  • Intrauterine Insemination (IUI) is often used as a male infertility treatment, particularly in couples with mild male infertility. For men with retrograde ejaculation that stems from diabetes or other problems, IUI may help you conceive. During the IUI procedure, your partner’s sperm is removed from his semen. The sperm is washed, which activates the sperm for fertilization.  The washed sperm sample is then inserted into your uterus. This procedure improves the number of sperm reaching the site of fertilization, bypassing your cervix, the main site of female sperm antibody production.
  • Intracytoplasmic Sperm Injection (ICSI) is used by most IVF centers across the globe and is the key player in male infertility treatment, particularly for men with low sperm counts or poor motility. ICSI involves directly injecting a sperm into the egg (oocyte). The sperm passes the outer coverings of the egg and barriers to fertilization. Because only a small number of sperm are needed with ICSI, this male infertility treatment may be used for couples who have failed at IVF.
  • Healthy Lifestyle Changes can increase your chances of conceiving. For example:
    • Overweight or obese men have decreased testosterone, less semen, and more sperm abnormalities
    • Smokers have a decline in sperm function and erection problems
    • Heavy use of alcohol affects both sperm count and function
    • Running more than 20 miles a week may reduce fertility

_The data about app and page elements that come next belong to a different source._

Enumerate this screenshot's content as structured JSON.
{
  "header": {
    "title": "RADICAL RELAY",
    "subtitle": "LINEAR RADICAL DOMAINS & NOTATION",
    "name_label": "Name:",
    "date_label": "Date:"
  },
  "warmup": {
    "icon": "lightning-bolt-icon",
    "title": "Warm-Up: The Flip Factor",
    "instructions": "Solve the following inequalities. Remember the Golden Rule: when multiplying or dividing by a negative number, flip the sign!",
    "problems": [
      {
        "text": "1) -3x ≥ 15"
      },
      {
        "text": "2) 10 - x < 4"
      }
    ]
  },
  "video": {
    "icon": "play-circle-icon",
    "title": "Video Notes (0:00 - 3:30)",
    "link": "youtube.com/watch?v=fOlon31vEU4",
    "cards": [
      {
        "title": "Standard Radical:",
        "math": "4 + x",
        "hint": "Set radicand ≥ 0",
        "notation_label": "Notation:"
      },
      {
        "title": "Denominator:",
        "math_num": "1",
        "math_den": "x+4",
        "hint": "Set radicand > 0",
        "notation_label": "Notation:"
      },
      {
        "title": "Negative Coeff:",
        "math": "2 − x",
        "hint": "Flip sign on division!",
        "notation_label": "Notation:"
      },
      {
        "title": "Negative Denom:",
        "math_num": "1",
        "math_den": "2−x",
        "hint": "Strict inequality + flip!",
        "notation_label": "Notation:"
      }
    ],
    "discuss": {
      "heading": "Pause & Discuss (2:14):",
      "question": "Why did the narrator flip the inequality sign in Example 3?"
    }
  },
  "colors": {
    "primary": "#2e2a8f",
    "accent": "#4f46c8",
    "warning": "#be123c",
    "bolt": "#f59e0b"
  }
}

The good news is your partner can boost his fertility by eating a balanced diet, staying at a healthy weight, avoiding alcohol and cigarettes, and exercising moderately.

  • Medications and Male Fertility- Ask your doctor about male fertility drug options. Sometimes hormonal therapies are prescribed, particularly if the infertility results from hypogonadotropic hypogonadism.  Regarding medications, a commonly prescribed blood pressure drug (calcium channel blocker) can affect fertility. Switching to another hypertension drug may be the only male infertility treatment your partner needs. Also, while Viagra does not boost fertility, it can enhance a man’s sexual performance without affecting the sperm. At times, better sex is a male infertility treatment in itself!
  • Surgery for Male Infertility Treatment- Has your RE recommended surgery to correct your partner’s varicocele, a varicose vein of the scrotum? In theory, the dilation of the scrotal veins may increase temperature, which could reduce sperm quality. While sperm counts may increase after varicocele surgery and some believe the surgery may help men with a large varicocele, there’s little conclusive data that varicocele surgery is an effective male infertility treatment.

Most experts believe the couple is a “unit” when it comes to fertility. Diagnosing and treating the couple can further increase the chances that you will get pregnant. Today, there is much hope for male infertility treatment. Using high-tech treatments alongside commonsense lifestyle changes, you and your partner can benefit from the best treatments that let you get pregnant—and start your family.